The hulls and tracks went together with ease. As usual I found if you aren't getting a good fit you are probably trying to put things together backwards. The track assemblies come moulded as one piece which is very nice. The Mk VI turret is one piece and pretty easy to put together, although I  realize I glued on the wrong turret bustle. I'm going to say it was a field workshop modification. The MkIII turret is a little trickier, with four sides, the bottom and roof all needing to come together. I had to trim some overhang off the front mantlet and when it came to the turret bustle I discovered I had put the back wall of the turret on upside down and had to trim the locating lip off to get the bustle on! The 290mm Petard was a tight squeeze and you can see some pressure marks in the plastic.

The new command figure is nice. His arms are separate and you can glue them on with the binoculars up to his eyes, down at his waist, or I chose a more dramatic mid-way to catch him in the act of bringing the binoculars up to view a potential threat. I also opted to use a commander from a PSC Sherman M4A4 (he's the green fellow) to give a bit of variety and have him hunkered down in the hatch of the AVRE. Having the open hatches moulded on already was also very nice. I found trying to glue the hatches in place on the Shermans a bit fiddly.

All in all a good kit to get for your British WW2  force or to provide some exotic support for your Canadians, and at $7 Cdn a tank the price isn't bad.

Monday, December 9, 2013

Austrian Jaegers

Broke my painting doldrums last week with a small unit of 15mm jaegers for my Seven Year's War Austrian army.

These are from a large box of Lancashire figures I got very cheap a few years back. So I think this unit might have cost me about .50 cents, including the cost of the fenders washers they're based upon!

Although the Austrians already have 2 battalions of Pandours (and I have more in the lead pile!) I thought these more regular skirmishers would be fun.

As you can see I've got five guns of various calibers and crews lined up for my Austrian army as well. In the box behind them are a battalion of musketeers and a battalion of grenadiers waiting their turn.

Monday, December 2, 2013

Fabulous Christmas Sale!

Festive Greetings to one and all!

Since this is the season of gift giving, I'm running a 20% off Christmas sale on everything in stock from now until 5 Jan 2014.

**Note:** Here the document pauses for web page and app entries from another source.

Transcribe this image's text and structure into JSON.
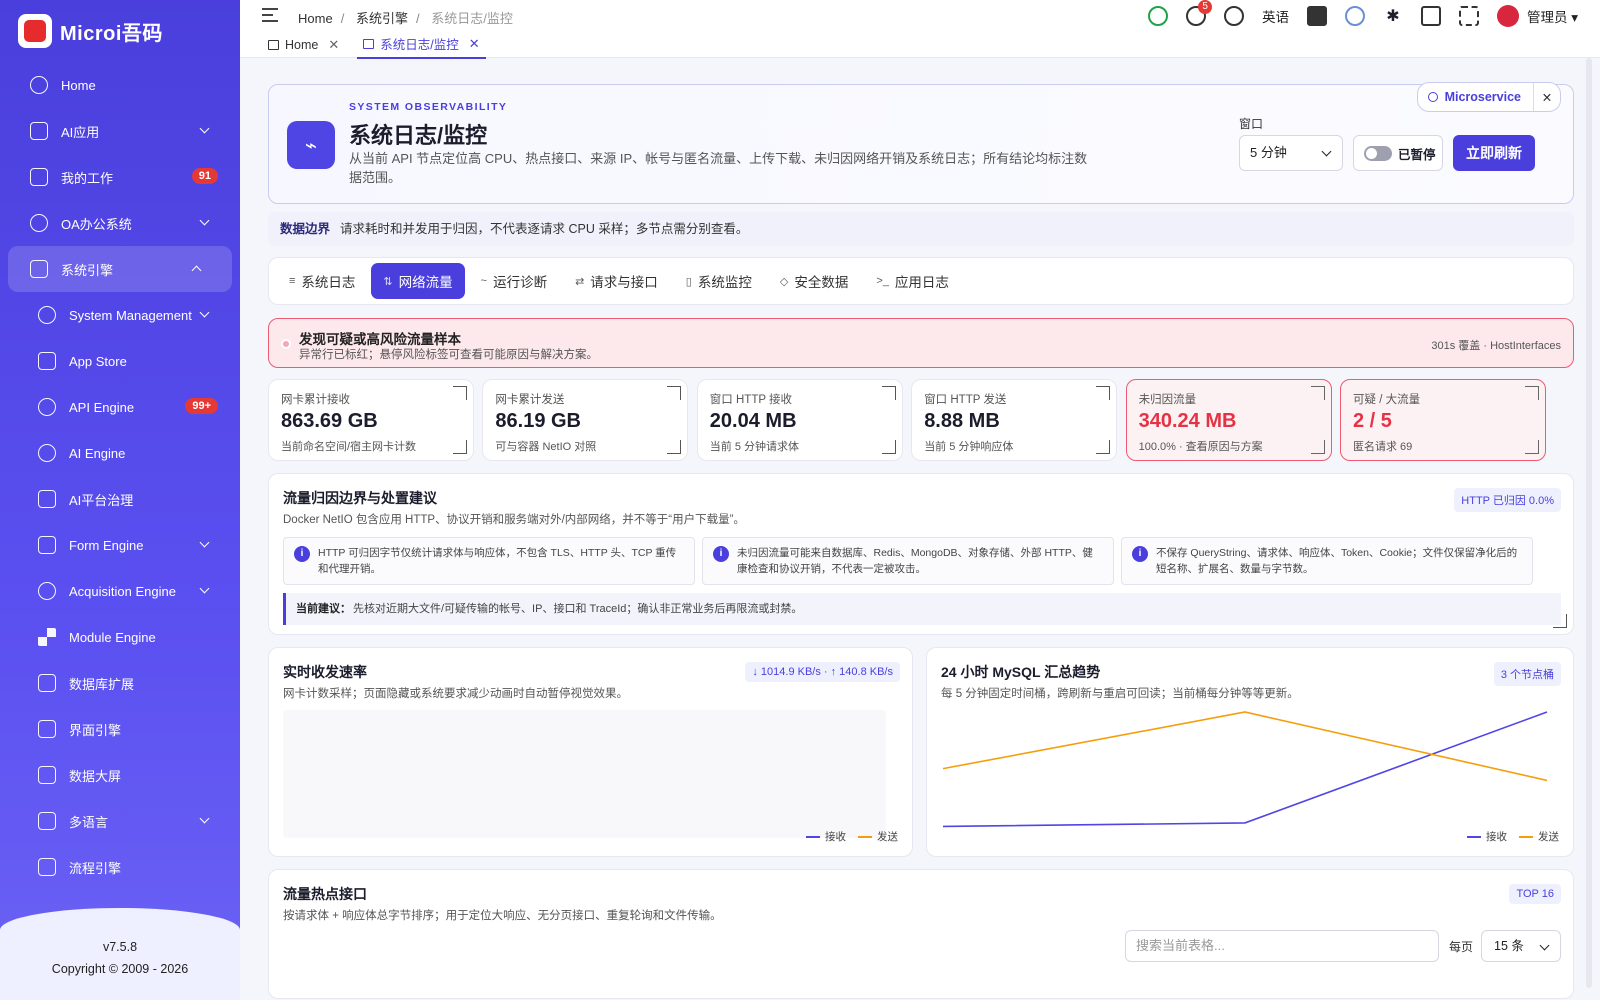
{
  "app": {
    "name": "Microi吾码",
    "version": "v7.5.8",
    "copyright": "Copyright © 2009 - 2026"
  },
  "sidebar": {
    "items": [
      {
        "label": "Home",
        "icon": "home-icon"
      },
      {
        "label": "AI应用",
        "icon": "document-icon",
        "expandable": true
      },
      {
        "label": "我的工作",
        "icon": "document-icon",
        "badge": "91"
      },
      {
        "label": "OA办公系统",
        "icon": "home-icon",
        "expandable": true
      },
      {
        "label": "系统引擎",
        "icon": "chip-icon",
        "expanded": true,
        "active": true
      },
      {
        "label": "System Management",
        "icon": "gear-icon",
        "expandable": true,
        "sub": true
      },
      {
        "label": "App Store",
        "icon": "bag-icon",
        "sub": true
      },
      {
        "label": "API Engine",
        "icon": "link-icon",
        "badge": "99+",
        "sub": true
      },
      {
        "label": "AI Engine",
        "icon": "chat-icon",
        "sub": true
      },
      {
        "label": "AI平台治理",
        "icon": "clipboard-icon",
        "sub": true
      },
      {
        "label": "Form Engine",
        "icon": "document-icon",
        "expandable": true,
        "sub": true
      },
      {
        "label": "Acquisition Engine",
        "icon": "target-icon",
        "expandable": true,
        "sub": true
      },
      {
        "label": "Module Engine",
        "icon": "grid-icon",
        "sub": true
      },
      {
        "label": "数据库扩展",
        "icon": "database-icon",
        "sub": true
      },
      {
        "label": "界面引擎",
        "icon": "brush-icon",
        "sub": true
      },
      {
        "label": "数据大屏",
        "icon": "screen-icon",
        "sub": true
      },
      {
        "label": "多语言",
        "icon": "message-icon",
        "expandable": true,
        "sub": true
      },
      {
        "label": "流程引擎",
        "icon": "share-icon",
        "sub": true
      }
    ]
  },
  "header": {
    "breadcrumb": [
      "Home",
      "系统引擎",
      "系统日志/监控"
    ],
    "tabs": [
      {
        "label": "Home"
      },
      {
        "label": "系统日志/监控",
        "active": true
      }
    ],
    "notifications": "5",
    "language": "英语",
    "user": "管理员"
  },
  "hero": {
    "kicker": "SYSTEM OBSERVABILITY",
    "title": "系统日志/监控",
    "desc": "从当前 API 节点定位高 CPU、热点接口、来源 IP、帐号与匿名流量、上传下载、未归因网络开销及系统日志；所有结论均标注数据范围。",
    "service": "Microservice",
    "window_label": "窗口",
    "window_value": "5 分钟",
    "pause_label": "已暂停",
    "refresh_label": "立即刷新"
  },
  "boundary": {
    "title": "数据边界",
    "text": "请求耗时和并发用于归因，不代表逐请求 CPU 采样；多节点需分别查看。"
  },
  "tabs": [
    {
      "label": "系统日志",
      "icon": "≡"
    },
    {
      "label": "网络流量",
      "icon": "⇅",
      "active": true
    },
    {
      "label": "运行诊断",
      "icon": "~"
    },
    {
      "label": "请求与接口",
      "icon": "⇄"
    },
    {
      "label": "系统监控",
      "icon": "▯"
    },
    {
      "label": "安全数据",
      "icon": "◇"
    },
    {
      "label": "应用日志",
      "icon": ">_"
    }
  ],
  "alert": {
    "title": "发现可疑或高风险流量样本",
    "sub": "异常行已标红；悬停风险标签可查看可能原因与解决方案。",
    "right": "301s 覆盖 · HostInterfaces"
  },
  "stats": [
    {
      "label": "网卡累计接收",
      "value": "863.69 GB",
      "sub": "当前命名空间/宿主网卡计数"
    },
    {
      "label": "网卡累计发送",
      "value": "86.19 GB",
      "sub": "可与容器 NetIO 对照"
    },
    {
      "label": "窗口 HTTP 接收",
      "value": "20.04 MB",
      "sub": "当前 5 分钟请求体"
    },
    {
      "label": "窗口 HTTP 发送",
      "value": "8.88 MB",
      "sub": "当前 5 分钟响应体"
    },
    {
      "label": "未归因流量",
      "value": "340.24 MB",
      "sub": "100.0% · 查看原因与方案",
      "alert": true
    },
    {
      "label": "可疑 / 大流量",
      "value": "2 / 5",
      "sub": "匿名请求 69",
      "alert": true
    }
  ],
  "flow": {
    "title": "流量归因边界与处置建议",
    "sub": "Docker NetIO 包含应用 HTTP、协议开销和服务端对外/内部网络，并不等于“用户下载量”。",
    "pill": "HTTP 已归因 0.0%",
    "notes": [
      "HTTP 可归因字节仅统计请求体与响应体，不包含 TLS、HTTP 头、TCP 重传和代理开销。",
      "未归因流量可能来自数据库、Redis、MongoDB、对象存储、外部 HTTP、健康检查和协议开销，不代表一定被攻击。",
      "不保存 QueryString、请求体、响应体、Token、Cookie；文件仅保留净化后的短名称、扩展名、数量与字节数。"
    ],
    "advice_label": "当前建议：",
    "advice": "先核对近期大文件/可疑传输的帐号、IP、接口和 TraceId；确认非正常业务后再限流或封禁。"
  },
  "colors": {
    "accent": "#4a3fdc",
    "receive": "#4f46e5",
    "send": "#f59e0b",
    "danger": "#e53244"
  },
  "realtime": {
    "title": "实时收发速率",
    "sub": "网卡计数采样；页面隐藏或系统要求减少动画时自动暂停视觉效果。",
    "pill": "↓ 1014.9 KB/s · ↑ 140.8 KB/s",
    "legend": [
      "接收",
      "发送"
    ]
  },
  "chart_data": {
    "type": "line",
    "title": "24 小时 MySQL 汇总趋势",
    "subtitle": "每 5 分钟固定时间桶，跨刷新与重启可回读；当前桶每分钟等等更新。",
    "badge": "3 个节点桶",
    "x": [
      1,
      2,
      3
    ],
    "series": [
      {
        "name": "接收",
        "values": [
          0.03,
          0.06,
          1.0
        ]
      },
      {
        "name": "发送",
        "values": [
          0.52,
          1.0,
          0.42
        ]
      }
    ],
    "ylim": [
      0,
      1
    ],
    "grid": false,
    "legend": "bottom-right"
  },
  "hotspot": {
    "title": "流量热点接口",
    "sub": "按请求体 + 响应体总字节排序；用于定位大响应、无分页接口、重复轮询和文件传输。",
    "pill": "TOP 16",
    "search_placeholder": "搜索当前表格...",
    "per_label": "每页",
    "per_value": "15 条"
  }
}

Use the coupon code "Christmas2013" on page 2 when you check out.

In the meantime, please enjoy this picture of our family Christmas tree from last year.